Restate word for word every entry that appears below, skipping its pictures.

## Data records for software interfaces:
[Start of section]

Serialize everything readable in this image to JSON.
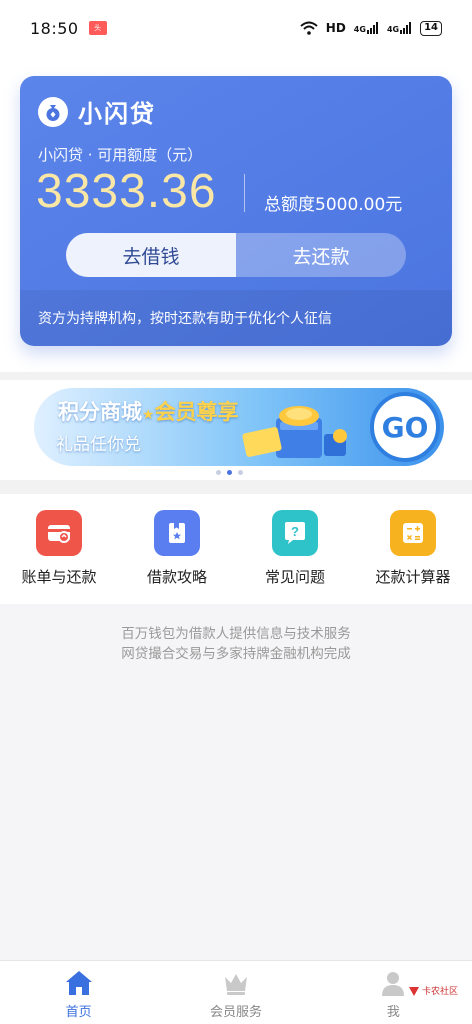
{
  "status_bar": {
    "time": "18:50",
    "network": "HD",
    "signal1": "4G",
    "signal2": "4G",
    "battery": "14"
  },
  "card": {
    "brand_name": "小闪贷",
    "limit_label": "小闪贷 · 可用额度（元）",
    "available_amount": "3333.36",
    "total_limit": "总额度5000.00元",
    "borrow_button": "去借钱",
    "repay_button": "去还款",
    "footer_note": "资方为持牌机构，按时还款有助于优化个人征信",
    "colors": {
      "card_bg": "#4b74e0",
      "amount": "#fbe7a5"
    }
  },
  "banner": {
    "title_part1": "积分商城",
    "star": "★",
    "title_part2": "会员尊享",
    "subtitle": "礼品任你兑",
    "go_label": "GO",
    "page_count": 3,
    "active_page": 2
  },
  "actions": [
    {
      "label": "账单与还款",
      "icon": "bill-icon",
      "color": "#f0554a"
    },
    {
      "label": "借款攻略",
      "icon": "guide-book-icon",
      "color": "#5a7ef0"
    },
    {
      "label": "常见问题",
      "icon": "question-icon",
      "color": "#2ec3c9"
    },
    {
      "label": "还款计算器",
      "icon": "calculator-icon",
      "color": "#f7b21f"
    }
  ],
  "disclaimer": {
    "line1": "百万钱包为借款人提供信息与技术服务",
    "line2": "网贷撮合交易与多家持牌金融机构完成"
  },
  "tabbar": {
    "tabs": [
      {
        "label": "首页",
        "icon": "home-icon",
        "active": true
      },
      {
        "label": "会员服务",
        "icon": "crown-icon",
        "active": false
      },
      {
        "label": "我",
        "icon": "user-icon",
        "active": false
      }
    ],
    "active_color": "#3a6fe0"
  },
  "watermark": "卡农社区"
}
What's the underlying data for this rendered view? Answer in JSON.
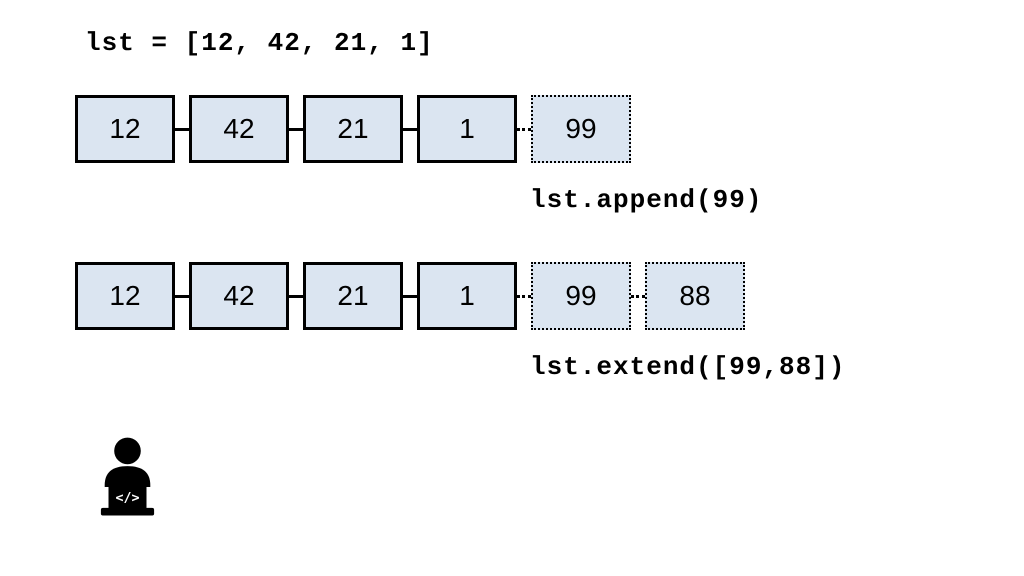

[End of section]

## TASK ANSWER:
Serialize everything readable in this image to JSON.
{
  "status_bar": {
    "time": "18:50",
    "network": "HD",
    "signal1": "4G",
    "signal2": "4G",
    "battery": "14"
  },
  "card": {
    "brand_name": "小闪贷",
    "limit_label": "小闪贷 · 可用额度（元）",
    "available_amount": "3333.36",
    "total_limit": "总额度5000.00元",
    "borrow_button": "去借钱",
    "repay_button": "去还款",
    "footer_note": "资方为持牌机构，按时还款有助于优化个人征信",
    "colors": {
      "card_bg": "#4b74e0",
      "amount": "#fbe7a5"
    }
  },
  "banner": {
    "title_part1": "积分商城",
    "star": "★",
    "title_part2": "会员尊享",
    "subtitle": "礼品任你兑",
    "go_label": "GO",
    "page_count": 3,
    "active_page": 2
  },
  "actions": [
    {
      "label": "账单与还款",
      "icon": "bill-icon",
      "color": "#f0554a"
    },
    {
      "label": "借款攻略",
      "icon": "guide-book-icon",
      "color": "#5a7ef0"
    },
    {
      "label": "常见问题",
      "icon": "question-icon",
      "color": "#2ec3c9"
    },
    {
      "label": "还款计算器",
      "icon": "calculator-icon",
      "color": "#f7b21f"
    }
  ],
  "disclaimer": {
    "line1": "百万钱包为借款人提供信息与技术服务",
    "line2": "网贷撮合交易与多家持牌金融机构完成"
  },
  "tabbar": {
    "tabs": [
      {
        "label": "首页",
        "icon": "home-icon",
        "active": true
      },
      {
        "label": "会员服务",
        "icon": "crown-icon",
        "active": false
      },
      {
        "label": "我",
        "icon": "user-icon",
        "active": false
      }
    ],
    "active_color": "#3a6fe0"
  },
  "watermark": "卡农社区"
}
What's the underlying data for this rendered view? Answer in JSON.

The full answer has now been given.